Component Activation window in Premiere Elements 7.
My computer is now a 64-bit Windows 10 laptop, so it was a relief that the program installed from the CD disk without any difficulty.
So, I spent some time editing my first 15 minute video sequence and familiarising myself with some of the changes, only to then encounter a total inability to save it in anything other than AVI format. Neither saving as MPG nor H.264 encoding would work as a popup appeared for each one, telling me that that an unlock key was needed to activate the encoder.

To get this code, one simply needed to copy an inordinately long string of letters and numbers from that popup, follow the given link to an Adobe webpage, and paste it in so you could then retrieve an activation key which Premiere needed in order to proceed. (This is on top of the original serial number needed on first install.)

First problem: The link is no longer functioning (

A search online quickly identified a new url for Adobe encoder activation: (

Encoder activation page - but it would not recognise the product
Second problem: Whilst the activation page looked to be the answer, it did not recognise the long string of characters given to me from the popup in Premiere Elements. It simply reported "Error: Invalid Encoder Product ID."

A more exhaustive search of Adobe-related discussion forums showed that:
a) numerous people are still searching for a solution
b) many experts simply tell users search for assistance that "Premiere Elements 7 is no longer supported", so go buy a new version.
c) some advisors have suggested users try downloading and installing a trial version of a new version of Premiere Elements in case that resolves the problem (but no-one seems to report having any success)
d) deep within the bowels of the internet, there lurks a solution to unlocking and activating these essential encoders!

THE SOLUTION: Trial and error with innumerable Google keyword searches finally yielded up this little gem on Adobe's own website: 

This page works!

Simply paste in the long character string given to you by the Premiere popup when you try to save and output a file. As at March 2017 the page shown above generates a fully functional key for your individual computer. You then just paste this back into the Premiere popup and click 'OK'. You can use the same page for activating the MPEG encoder within Premiere Elements 7, and for activating the H.264 encoder, although you will be given separate text strings for each one. Bingo! 

Leave a comment to tell me and others how you get on, and whether you found this useful!

Activation code successfully shown (blanked out here)

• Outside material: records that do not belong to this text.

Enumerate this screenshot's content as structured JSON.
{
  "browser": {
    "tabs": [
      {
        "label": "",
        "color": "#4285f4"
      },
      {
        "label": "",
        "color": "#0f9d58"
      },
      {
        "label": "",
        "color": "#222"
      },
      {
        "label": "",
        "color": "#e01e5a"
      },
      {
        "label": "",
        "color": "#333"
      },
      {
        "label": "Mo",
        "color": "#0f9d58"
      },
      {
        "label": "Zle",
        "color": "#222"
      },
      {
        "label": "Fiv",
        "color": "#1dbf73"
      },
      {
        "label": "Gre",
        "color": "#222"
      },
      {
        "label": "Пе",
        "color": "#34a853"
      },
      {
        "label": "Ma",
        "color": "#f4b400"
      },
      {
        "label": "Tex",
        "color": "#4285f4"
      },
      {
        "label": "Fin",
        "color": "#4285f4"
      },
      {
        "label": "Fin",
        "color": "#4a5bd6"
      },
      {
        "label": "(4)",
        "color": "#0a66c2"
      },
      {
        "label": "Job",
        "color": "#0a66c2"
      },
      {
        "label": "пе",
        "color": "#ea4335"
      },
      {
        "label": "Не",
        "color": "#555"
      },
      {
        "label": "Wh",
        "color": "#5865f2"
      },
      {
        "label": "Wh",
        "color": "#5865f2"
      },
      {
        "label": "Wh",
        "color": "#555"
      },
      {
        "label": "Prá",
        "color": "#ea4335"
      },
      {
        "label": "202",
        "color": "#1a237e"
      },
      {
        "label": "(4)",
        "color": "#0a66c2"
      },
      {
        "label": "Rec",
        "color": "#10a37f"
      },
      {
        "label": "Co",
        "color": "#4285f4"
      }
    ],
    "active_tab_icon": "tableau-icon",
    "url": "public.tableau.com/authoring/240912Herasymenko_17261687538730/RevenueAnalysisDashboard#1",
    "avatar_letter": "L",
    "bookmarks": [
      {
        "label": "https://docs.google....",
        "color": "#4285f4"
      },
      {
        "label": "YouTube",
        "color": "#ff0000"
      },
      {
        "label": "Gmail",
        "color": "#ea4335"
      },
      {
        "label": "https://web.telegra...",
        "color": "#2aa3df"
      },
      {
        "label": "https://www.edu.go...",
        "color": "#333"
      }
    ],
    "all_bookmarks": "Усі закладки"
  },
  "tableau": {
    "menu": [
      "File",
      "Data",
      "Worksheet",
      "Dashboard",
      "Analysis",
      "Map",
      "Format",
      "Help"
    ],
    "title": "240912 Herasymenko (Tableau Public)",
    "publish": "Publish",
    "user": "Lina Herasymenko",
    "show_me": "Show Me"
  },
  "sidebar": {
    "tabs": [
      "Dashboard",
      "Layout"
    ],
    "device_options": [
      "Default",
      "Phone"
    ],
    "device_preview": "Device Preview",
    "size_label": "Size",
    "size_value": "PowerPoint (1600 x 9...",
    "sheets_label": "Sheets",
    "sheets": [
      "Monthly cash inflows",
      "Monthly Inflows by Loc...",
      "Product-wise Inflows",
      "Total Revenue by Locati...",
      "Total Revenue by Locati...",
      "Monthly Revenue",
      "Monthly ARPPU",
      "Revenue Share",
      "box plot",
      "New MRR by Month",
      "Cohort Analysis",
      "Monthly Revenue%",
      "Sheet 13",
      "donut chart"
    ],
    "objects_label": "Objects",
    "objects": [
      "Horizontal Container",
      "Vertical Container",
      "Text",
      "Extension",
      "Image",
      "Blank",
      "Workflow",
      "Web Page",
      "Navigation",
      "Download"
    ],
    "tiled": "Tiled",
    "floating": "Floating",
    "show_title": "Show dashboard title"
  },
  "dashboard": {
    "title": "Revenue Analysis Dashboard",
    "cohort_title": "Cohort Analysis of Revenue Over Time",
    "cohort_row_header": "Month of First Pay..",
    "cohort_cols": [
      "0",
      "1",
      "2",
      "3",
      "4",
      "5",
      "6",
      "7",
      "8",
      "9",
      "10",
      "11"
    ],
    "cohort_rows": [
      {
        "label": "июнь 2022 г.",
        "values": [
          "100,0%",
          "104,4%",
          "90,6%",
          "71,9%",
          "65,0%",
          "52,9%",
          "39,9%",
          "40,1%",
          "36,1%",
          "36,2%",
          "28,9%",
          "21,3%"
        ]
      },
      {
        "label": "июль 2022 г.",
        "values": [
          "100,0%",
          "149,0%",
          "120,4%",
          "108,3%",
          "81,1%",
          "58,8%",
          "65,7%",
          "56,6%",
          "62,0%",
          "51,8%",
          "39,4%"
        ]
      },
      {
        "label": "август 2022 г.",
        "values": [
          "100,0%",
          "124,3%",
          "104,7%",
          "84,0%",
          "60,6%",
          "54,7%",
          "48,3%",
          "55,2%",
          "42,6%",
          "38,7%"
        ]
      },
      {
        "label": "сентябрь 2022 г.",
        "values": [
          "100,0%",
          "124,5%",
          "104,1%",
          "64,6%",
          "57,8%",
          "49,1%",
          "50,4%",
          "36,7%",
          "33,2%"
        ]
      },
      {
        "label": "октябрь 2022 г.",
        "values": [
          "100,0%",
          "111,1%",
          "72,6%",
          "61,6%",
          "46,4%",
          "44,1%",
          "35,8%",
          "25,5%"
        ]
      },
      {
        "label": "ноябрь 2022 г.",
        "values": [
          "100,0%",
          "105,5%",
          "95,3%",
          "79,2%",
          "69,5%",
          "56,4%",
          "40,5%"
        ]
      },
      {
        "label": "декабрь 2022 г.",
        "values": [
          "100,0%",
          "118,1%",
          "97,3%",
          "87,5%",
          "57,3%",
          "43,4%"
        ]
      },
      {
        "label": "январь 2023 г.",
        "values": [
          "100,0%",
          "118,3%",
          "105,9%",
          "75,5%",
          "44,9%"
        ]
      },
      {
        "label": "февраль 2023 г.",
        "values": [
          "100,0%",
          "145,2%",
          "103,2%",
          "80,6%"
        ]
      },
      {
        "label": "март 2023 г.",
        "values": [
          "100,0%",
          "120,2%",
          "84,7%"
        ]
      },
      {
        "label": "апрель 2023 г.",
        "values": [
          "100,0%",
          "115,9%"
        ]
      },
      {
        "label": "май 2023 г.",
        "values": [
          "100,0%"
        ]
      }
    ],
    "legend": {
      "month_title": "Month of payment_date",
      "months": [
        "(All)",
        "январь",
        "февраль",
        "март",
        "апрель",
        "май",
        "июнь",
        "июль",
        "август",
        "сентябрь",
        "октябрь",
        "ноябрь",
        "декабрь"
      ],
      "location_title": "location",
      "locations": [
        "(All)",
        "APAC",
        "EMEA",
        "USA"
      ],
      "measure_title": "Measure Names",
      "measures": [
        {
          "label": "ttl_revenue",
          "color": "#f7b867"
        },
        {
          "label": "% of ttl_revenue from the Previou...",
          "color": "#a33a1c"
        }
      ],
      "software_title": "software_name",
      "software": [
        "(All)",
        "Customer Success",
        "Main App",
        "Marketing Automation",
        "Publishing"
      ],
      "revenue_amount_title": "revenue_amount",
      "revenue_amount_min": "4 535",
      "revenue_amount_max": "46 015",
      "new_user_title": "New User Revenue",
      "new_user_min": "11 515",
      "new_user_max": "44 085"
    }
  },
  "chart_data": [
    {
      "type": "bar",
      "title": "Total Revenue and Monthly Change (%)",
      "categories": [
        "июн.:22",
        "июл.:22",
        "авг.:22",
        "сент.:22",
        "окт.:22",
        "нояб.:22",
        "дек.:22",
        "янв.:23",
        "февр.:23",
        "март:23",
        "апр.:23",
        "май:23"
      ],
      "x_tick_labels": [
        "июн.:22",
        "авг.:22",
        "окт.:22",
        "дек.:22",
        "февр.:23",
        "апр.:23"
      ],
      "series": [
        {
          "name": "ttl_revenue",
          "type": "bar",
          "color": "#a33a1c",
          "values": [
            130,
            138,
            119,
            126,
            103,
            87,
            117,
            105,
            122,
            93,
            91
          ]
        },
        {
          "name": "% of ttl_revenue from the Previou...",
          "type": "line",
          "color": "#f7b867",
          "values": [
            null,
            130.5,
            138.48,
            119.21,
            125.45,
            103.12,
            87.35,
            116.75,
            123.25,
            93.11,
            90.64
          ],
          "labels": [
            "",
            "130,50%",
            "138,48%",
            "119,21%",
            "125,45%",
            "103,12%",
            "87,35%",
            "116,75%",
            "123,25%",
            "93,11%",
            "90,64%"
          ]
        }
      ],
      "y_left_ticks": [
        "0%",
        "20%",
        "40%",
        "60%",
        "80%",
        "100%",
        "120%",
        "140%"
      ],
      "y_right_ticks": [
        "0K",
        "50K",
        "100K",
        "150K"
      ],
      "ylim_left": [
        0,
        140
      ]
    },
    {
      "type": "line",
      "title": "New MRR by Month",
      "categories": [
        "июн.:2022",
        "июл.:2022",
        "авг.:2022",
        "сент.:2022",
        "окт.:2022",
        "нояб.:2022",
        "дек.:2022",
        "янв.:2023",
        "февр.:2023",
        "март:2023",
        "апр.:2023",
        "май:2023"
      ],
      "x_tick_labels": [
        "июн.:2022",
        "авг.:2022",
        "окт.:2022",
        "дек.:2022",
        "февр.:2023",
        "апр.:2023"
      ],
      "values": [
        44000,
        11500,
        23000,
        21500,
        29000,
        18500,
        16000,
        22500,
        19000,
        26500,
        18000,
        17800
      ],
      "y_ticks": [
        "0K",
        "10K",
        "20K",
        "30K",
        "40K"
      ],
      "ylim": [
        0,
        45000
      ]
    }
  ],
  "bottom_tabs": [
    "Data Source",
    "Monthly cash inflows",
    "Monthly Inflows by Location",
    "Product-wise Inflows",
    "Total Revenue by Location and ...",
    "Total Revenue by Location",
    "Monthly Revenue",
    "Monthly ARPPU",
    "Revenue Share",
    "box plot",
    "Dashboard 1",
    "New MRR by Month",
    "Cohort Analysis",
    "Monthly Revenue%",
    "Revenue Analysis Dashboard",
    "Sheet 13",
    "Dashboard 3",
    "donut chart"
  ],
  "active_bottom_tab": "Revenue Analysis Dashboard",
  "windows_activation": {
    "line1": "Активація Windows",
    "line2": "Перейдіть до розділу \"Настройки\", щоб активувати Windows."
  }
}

A typical 'cri de coeur' for software that people
think can't now be used, but which can

Finally, if you've arrived at this page, desperately searching for solutions to related problems, these pages might also be of some interest: